- the original copy of the certificate from the National Employment Agency granting the employer the right to hire a third-country national;
- proof of suitable housing for the third-country national, or that suitable housing will be provided. This proof is not necessary if the third-country national has already been admitted to Luxembourg as a seasonal worker at least once in the last five years;
- proof that the third-country national has applied for or already has health insurance;
- a power of attorney if the application for a work permit is made by the employer.
Power of attorney: third-country nationals may mandate on a third party (e.g. the future employer) to submit the application in their place. In this case, the mandate holder, with the exception of attorneys, must provide proof of their mandate in the form of a written power of attorney (proxy), duly dated and signed by the principal.

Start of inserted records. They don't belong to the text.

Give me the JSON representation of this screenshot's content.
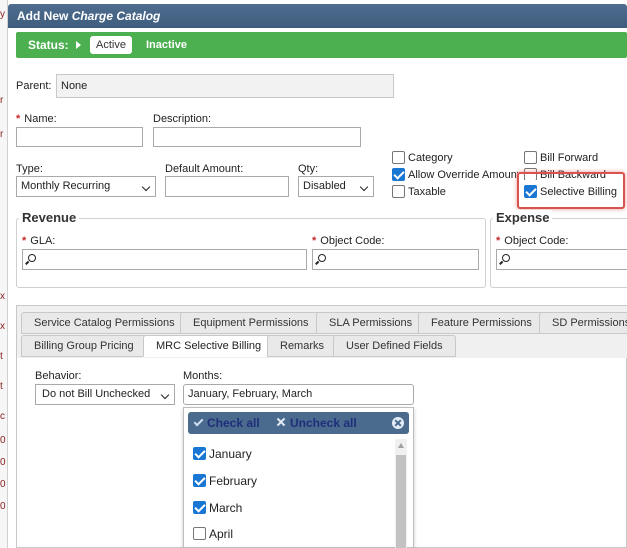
{
  "dialog": {
    "title_prefix": "Add New",
    "title_emphasis": "Charge Catalog"
  },
  "status": {
    "label": "Status:",
    "active": "Active",
    "inactive": "Inactive"
  },
  "form": {
    "parent_label": "Parent:",
    "parent_value": "None",
    "name_label": "Name:",
    "name_value": "",
    "description_label": "Description:",
    "description_value": "",
    "type_label": "Type:",
    "type_value": "Monthly Recurring",
    "default_amount_label": "Default Amount:",
    "default_amount_value": "",
    "qty_label": "Qty:",
    "qty_value": "Disabled",
    "required_marker": "*"
  },
  "options": {
    "category": {
      "label": "Category",
      "checked": false
    },
    "allow_override": {
      "label": "Allow Override Amount",
      "checked": true
    },
    "taxable": {
      "label": "Taxable",
      "checked": false
    },
    "bill_forward": {
      "label": "Bill Forward",
      "checked": false
    },
    "bill_backward": {
      "label": "Bill Backward",
      "checked": false
    },
    "selective_billing": {
      "label": "Selective Billing",
      "checked": true
    }
  },
  "revenue": {
    "title": "Revenue",
    "gla_label": "GLA:",
    "object_code_label": "Object Code:"
  },
  "expense": {
    "title": "Expense",
    "object_code_label": "Object Code:"
  },
  "tabs": {
    "row1": [
      "Service Catalog Permissions",
      "Equipment Permissions",
      "SLA Permissions",
      "Feature Permissions",
      "SD Permissions"
    ],
    "row2": [
      "Billing Group Pricing",
      "MRC Selective Billing",
      "Remarks",
      "User Defined Fields"
    ],
    "active": "MRC Selective Billing"
  },
  "billing": {
    "behavior_label": "Behavior:",
    "behavior_value": "Do not Bill Unchecked",
    "months_label": "Months:",
    "months_value": "January, February, March",
    "check_all": "Check all",
    "uncheck_all": "Uncheck all",
    "months": [
      {
        "name": "January",
        "checked": true
      },
      {
        "name": "February",
        "checked": true
      },
      {
        "name": "March",
        "checked": true
      },
      {
        "name": "April",
        "checked": false
      }
    ]
  },
  "edge_markers": [
    "y",
    "r",
    "r",
    "x",
    "x",
    "t",
    "t",
    "c",
    "0",
    "0",
    "0",
    "0"
  ],
  "colors": {
    "titlebar": "#4f6e8f",
    "status_bar": "#4caf50",
    "highlight": "#d9534f",
    "checkbox_checked": "#1976d2",
    "dropdown_header": "#4a6a8e"
  }
}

The signature must be preceded by the handwritten note 'bon pour procuration' ('good for power of attorney').
Should the authenticity of a document be in doubt, the Minister of Immigration can request that the document be authenticated by the appropriate local authority and legalised by the embassy (or alternatively notarised with an apostille of the Hague).
If the documents are not drawn up in German, French or English, an official translation by a 'sworn translator' must be attached.
Only complete applications will be processed. Incomplete applications will be returned to the applicant.
Processing the application
The time required for a response from the Ministry of Foreign and European Affairs is generally a maximum of 3 months. If no response is received within this time, the application shall be deemed to have been rejected.
If the work-permit application is approved, the applicant will receive their work permit by post.
Once they have arrived in Luxembourg, the third-country national must accomplish the formalities required for short-term stays in the country. For these formalities, they will be required to produce their passport and, where applicable, their visa.
Loss or theft of the work permit
If the work permit is lost, stolen or damaged, a replacement document can be provided on presentation of a police certificate of theft/loss to the Immigration Directorate.
Revocation of the work permit
A work permit which has been granted can also be withdrawn if the employer:
- has been sanctioned for illegal work or employment of third-country nationals illegally staying in Luxembourg;
- has gone bankrupt, undergoes compulsory liquidation, or if no economic activity is carried out;
- has failed to meet the legal requirements in matters of social security, tax, labour law or working conditions;
- has not met the obligations required by labour law;
- has eliminated a full-time position in the 12 months immediately prior to the application in order to create a position for a seasonal worker.
If the withdrawal is due to one of these reasons, the employer is required to pay a compensation to the seasonal worker.
The compensation amounts to the salaries due for the period provided for in the employment contract which would have been worked if the work permit had not been revoked.